“What art thou doing there?” said he at last, “I knew long ago that the devil would trip me up. Now he draggeth me to hell: wilt thou prevent him?”

“On mine honour, my friend,” answered Zarathustra, “there is nothing of all that whereof thou speakest: there is no devil and no hell. Thy soul will be dead even sooner than thy body: fear, therefore, nothing any more!”

The man looked up distrustfully.

“If thou speakest the truth,” said he, “I lose nothing when I lose my life. I am not much more than an animal which hath been taught to dance by blows and scanty fare.”

“Not at all,” said Zarathustra, “thou hast made danger thy calling; therein there is nothing contemptible. Now thou perishest by thy calling: therefore will I bury thee with mine own hands.”

When Zarathustra had said this the dying one did not reply further; but he moved his hand as if he sought the hand of Zarathustra in gratitude. Meanwhile the evening came on, and the market-place veiled itself in gloom.

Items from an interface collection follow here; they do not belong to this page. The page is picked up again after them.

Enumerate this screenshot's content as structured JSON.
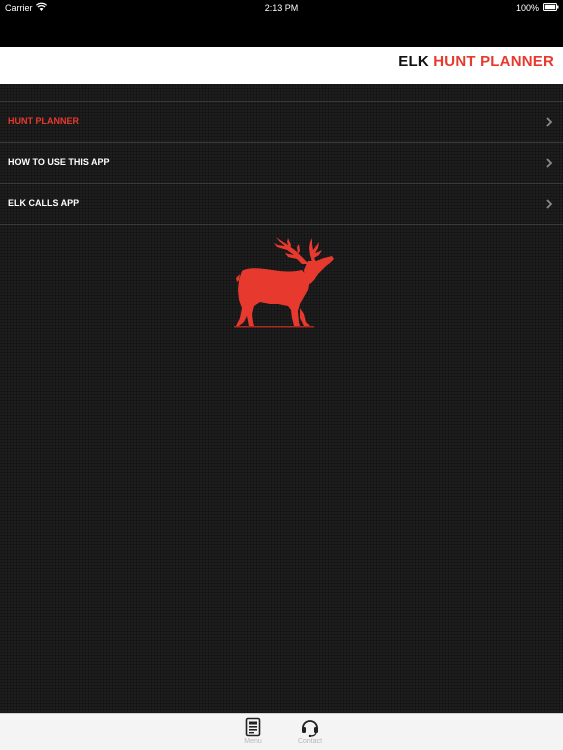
{
  "status_bar": {
    "carrier": "Carrier",
    "time": "2:13 PM",
    "battery": "100%"
  },
  "header": {
    "title_part1": "ELK",
    "title_part2": "HUNT PLANNER",
    "accent_color": "#e8392e"
  },
  "menu": {
    "items": [
      {
        "label": "HUNT PLANNER",
        "active": true
      },
      {
        "label": "HOW TO USE THIS APP",
        "active": false
      },
      {
        "label": "ELK CALLS APP",
        "active": false
      }
    ]
  },
  "logo": {
    "icon": "elk-silhouette-icon"
  },
  "tab_bar": {
    "tabs": [
      {
        "label": "Menu",
        "icon": "menu-card-icon"
      },
      {
        "label": "Contact",
        "icon": "headset-icon"
      }
    ]
  }
}
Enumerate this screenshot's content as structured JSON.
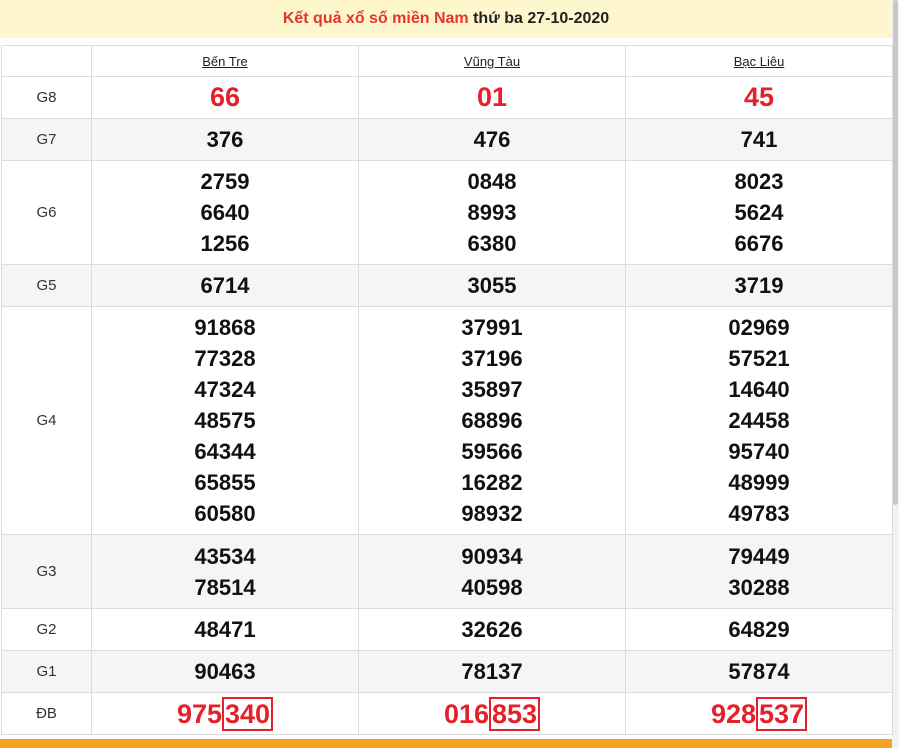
{
  "header": {
    "title_red": "Kết quả xổ số miền Nam",
    "title_dark": "thứ ba 27-10-2020"
  },
  "provinces": [
    "Bến Tre",
    "Vũng Tàu",
    "Bạc Liêu"
  ],
  "prizes": [
    {
      "label": "G8",
      "values": [
        [
          "66"
        ],
        [
          "01"
        ],
        [
          "45"
        ]
      ]
    },
    {
      "label": "G7",
      "values": [
        [
          "376"
        ],
        [
          "476"
        ],
        [
          "741"
        ]
      ]
    },
    {
      "label": "G6",
      "values": [
        [
          "2759",
          "6640",
          "1256"
        ],
        [
          "0848",
          "8993",
          "6380"
        ],
        [
          "8023",
          "5624",
          "6676"
        ]
      ]
    },
    {
      "label": "G5",
      "values": [
        [
          "6714"
        ],
        [
          "3055"
        ],
        [
          "3719"
        ]
      ]
    },
    {
      "label": "G4",
      "values": [
        [
          "91868",
          "77328",
          "47324",
          "48575",
          "64344",
          "65855",
          "60580"
        ],
        [
          "37991",
          "37196",
          "35897",
          "68896",
          "59566",
          "16282",
          "98932"
        ],
        [
          "02969",
          "57521",
          "14640",
          "24458",
          "95740",
          "48999",
          "49783"
        ]
      ]
    },
    {
      "label": "G3",
      "values": [
        [
          "43534",
          "78514"
        ],
        [
          "90934",
          "40598"
        ],
        [
          "79449",
          "30288"
        ]
      ]
    },
    {
      "label": "G2",
      "values": [
        [
          "48471"
        ],
        [
          "32626"
        ],
        [
          "64829"
        ]
      ]
    },
    {
      "label": "G1",
      "values": [
        [
          "90463"
        ],
        [
          "78137"
        ],
        [
          "57874"
        ]
      ]
    }
  ],
  "special": {
    "label": "ĐB",
    "values": [
      {
        "head": "975",
        "tail": "340"
      },
      {
        "head": "016",
        "tail": "853"
      },
      {
        "head": "928",
        "tail": "537"
      }
    ]
  },
  "colors": {
    "accent_red": "#e4202a",
    "header_bg": "#fef7cd",
    "bottom_bar": "#f5a323"
  }
}
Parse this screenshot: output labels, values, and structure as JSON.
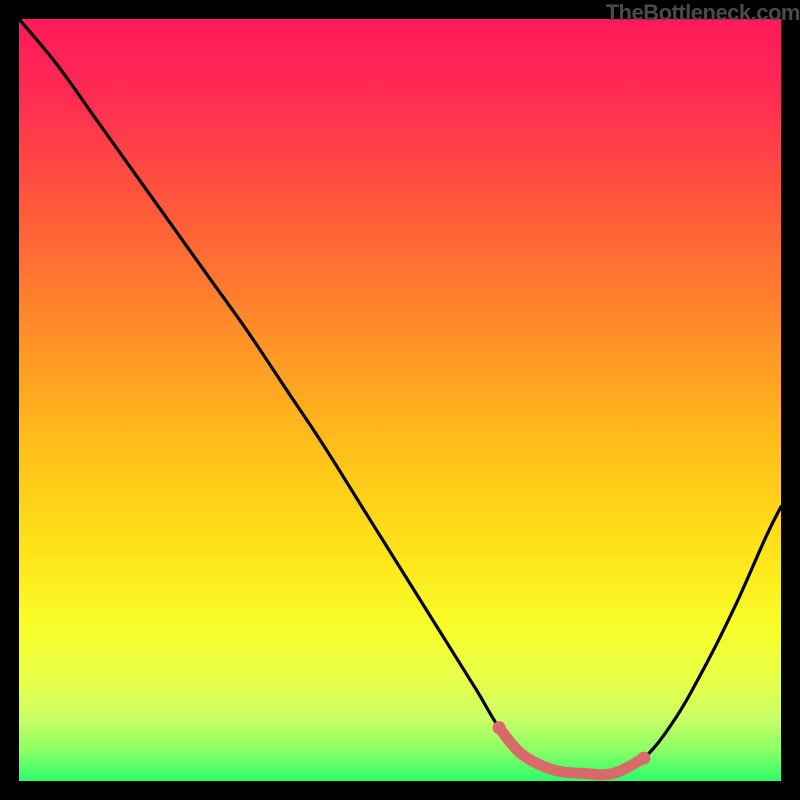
{
  "watermark": "TheBottleneck.com",
  "chart_data": {
    "type": "line",
    "title": "",
    "xlabel": "",
    "ylabel": "",
    "xlim": [
      0,
      100
    ],
    "ylim": [
      0,
      100
    ],
    "grid": false,
    "legend": false,
    "series": [
      {
        "name": "bottleneck-curve",
        "x": [
          0,
          5,
          10,
          15,
          20,
          25,
          30,
          35,
          40,
          45,
          50,
          55,
          60,
          63,
          66,
          70,
          74,
          78,
          82,
          86,
          90,
          94,
          98,
          100
        ],
        "values": [
          100,
          94,
          87,
          80,
          73,
          66,
          59,
          51.5,
          44,
          36,
          28,
          20,
          12,
          7,
          3.5,
          1.5,
          1,
          1,
          3,
          8,
          15,
          23,
          32,
          36
        ]
      },
      {
        "name": "highlight-band",
        "x": [
          63,
          66,
          70,
          74,
          78,
          82
        ],
        "values": [
          7,
          3.5,
          1.5,
          1,
          1,
          3
        ]
      }
    ],
    "gradient_stops": [
      {
        "offset": 0.0,
        "color": "#ff1a5a"
      },
      {
        "offset": 0.1,
        "color": "#ff2b53"
      },
      {
        "offset": 0.25,
        "color": "#ff5a3a"
      },
      {
        "offset": 0.4,
        "color": "#ff8a2a"
      },
      {
        "offset": 0.55,
        "color": "#ffbc1a"
      },
      {
        "offset": 0.7,
        "color": "#ffe418"
      },
      {
        "offset": 0.8,
        "color": "#f8ff2a"
      },
      {
        "offset": 0.87,
        "color": "#e6ff4a"
      },
      {
        "offset": 0.92,
        "color": "#c8ff66"
      },
      {
        "offset": 0.96,
        "color": "#8aff66"
      },
      {
        "offset": 1.0,
        "color": "#2aff6a"
      }
    ],
    "highlight_color": "#d86a6a"
  }
}
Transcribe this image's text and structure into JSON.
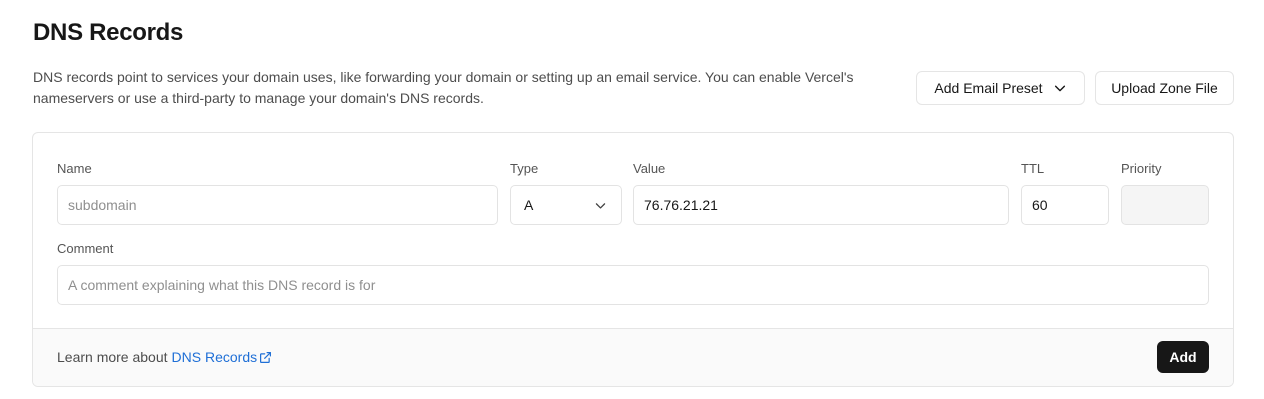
{
  "header": {
    "title": "DNS Records",
    "description": "DNS records point to services your domain uses, like forwarding your domain or setting up an email service. You can enable Vercel's nameservers or use a third-party to manage your domain's DNS records."
  },
  "actions": {
    "email_preset_label": "Add Email Preset",
    "upload_zone_label": "Upload Zone File"
  },
  "form": {
    "name": {
      "label": "Name",
      "placeholder": "subdomain",
      "value": ""
    },
    "type": {
      "label": "Type",
      "value": "A"
    },
    "value": {
      "label": "Value",
      "value": "76.76.21.21"
    },
    "ttl": {
      "label": "TTL",
      "value": "60"
    },
    "priority": {
      "label": "Priority",
      "value": ""
    },
    "comment": {
      "label": "Comment",
      "placeholder": "A comment explaining what this DNS record is for",
      "value": ""
    }
  },
  "footer": {
    "learn_prefix": "Learn more about",
    "learn_link": "DNS Records",
    "add_label": "Add"
  },
  "icons": {
    "dropdown": "chevron-down-icon",
    "external": "external-link-icon"
  },
  "colors": {
    "link": "#1f6fd6",
    "primary_button": "#171717"
  }
}
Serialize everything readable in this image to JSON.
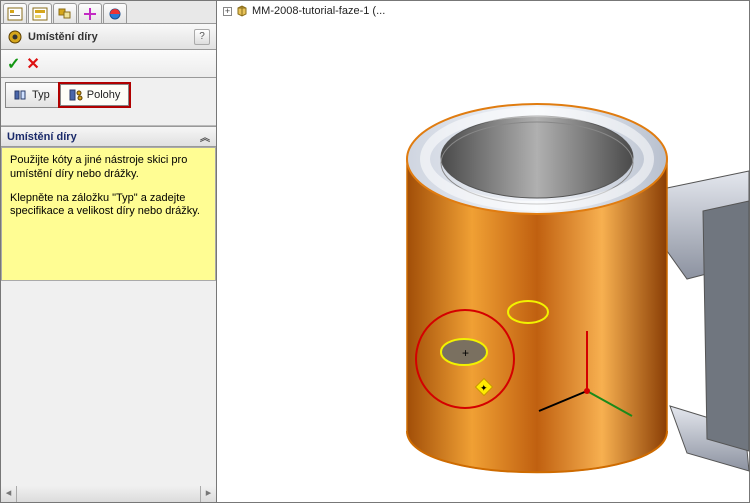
{
  "sidebar": {
    "title": "Umístění díry",
    "help": "?",
    "tabs": {
      "typ": "Typ",
      "polohy": "Polohy"
    },
    "section_head": "Umístění díry",
    "hint1": "Použijte kóty a jiné nástroje skici pro umístění díry nebo drážky.",
    "hint2": "Klepněte na záložku \"Typ\" a zadejte specifikace a velikost díry nebo drážky."
  },
  "tree": {
    "node": "MM-2008-tutorial-faze-1  (..."
  },
  "icons": {
    "ok": "✓",
    "cancel": "✕",
    "plus": "+"
  }
}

Then the people dispersed, for even curiosity and terror become fatigued. Zarathustra, however, still sat beside the dead man on the ground, absorbed in thought: so he forgot the time. But at last it became night, and a cold wind blew upon the lonely one. Then arose Zarathustra and said to his heart:

“Verily, a fine catch of fish hath Zarathustra made to-day! It is not a man he hath caught, but a corpse. Sombre is human life, and as yet without meaning: a buffoon may be fateful to it.

I want to teach men the sense of their existence, which is the Superman, the lightning out of the dark cloud–man. But still am I far from them, and my sense speaketh not unto their sense. To men I am still something between a fool and a corpse. Gloomy is the night, gloomy are the ways of Zarathustra. Come, thou cold and stiff companion! I carry thee to the place where I shall bury thee with mine own hands.”

When Zarathustra had said this to his heart, he put the corpse upon his shoulders and set out on his way.